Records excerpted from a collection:

════════════════════

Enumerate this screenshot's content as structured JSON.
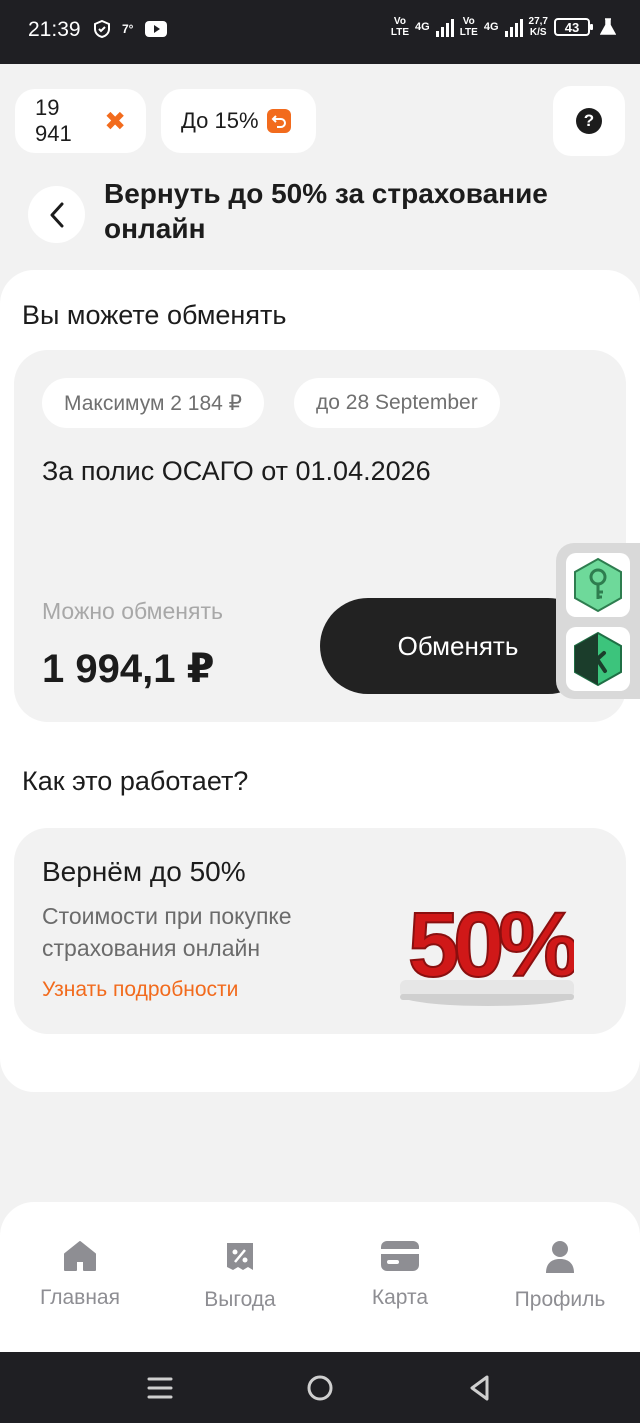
{
  "status_bar": {
    "time": "21:39",
    "temp": "7°",
    "network_speed_top": "27,7",
    "network_speed_bottom": "K/S",
    "vo_lte_1": "Vo",
    "lte_1": "LTE",
    "net_1": "4G",
    "vo_lte_2": "Vo",
    "lte_2": "LTE",
    "net_2": "4G",
    "battery": "43"
  },
  "top_chips": {
    "coins": "19 941",
    "percent": "До 15%"
  },
  "header": {
    "title": "Вернуть до 50% за страхование онлайн"
  },
  "exchange": {
    "section_title": "Вы можете обменять",
    "max_pill": "Максимум 2 184 ₽",
    "date_pill": "до 28 September",
    "policy": "За полис ОСАГО от 01.04.2026",
    "can_exchange_label": "Можно обменять",
    "amount": "1 994,1 ₽",
    "button": "Обменять"
  },
  "how_it_works": {
    "section_title": "Как это работает?",
    "card_title": "Вернём до 50%",
    "card_subtitle": "Стоимости при покупке страхования онлайн",
    "link": "Узнать подробности",
    "promo_text": "50%"
  },
  "bottom_nav": {
    "items": [
      {
        "label": "Главная",
        "icon": "home-icon"
      },
      {
        "label": "Выгода",
        "icon": "discount-icon"
      },
      {
        "label": "Карта",
        "icon": "card-icon"
      },
      {
        "label": "Профиль",
        "icon": "profile-icon"
      }
    ]
  },
  "colors": {
    "accent": "#f26b1d",
    "dark": "#222222",
    "background": "#f2f2f2"
  }
}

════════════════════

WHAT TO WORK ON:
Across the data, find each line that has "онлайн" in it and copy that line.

WRITTEN RESPONSE:
    "title": "Вернуть до 50% за страхование онлайн"
    "card_subtitle": "Стоимости при покупке страхования онлайн",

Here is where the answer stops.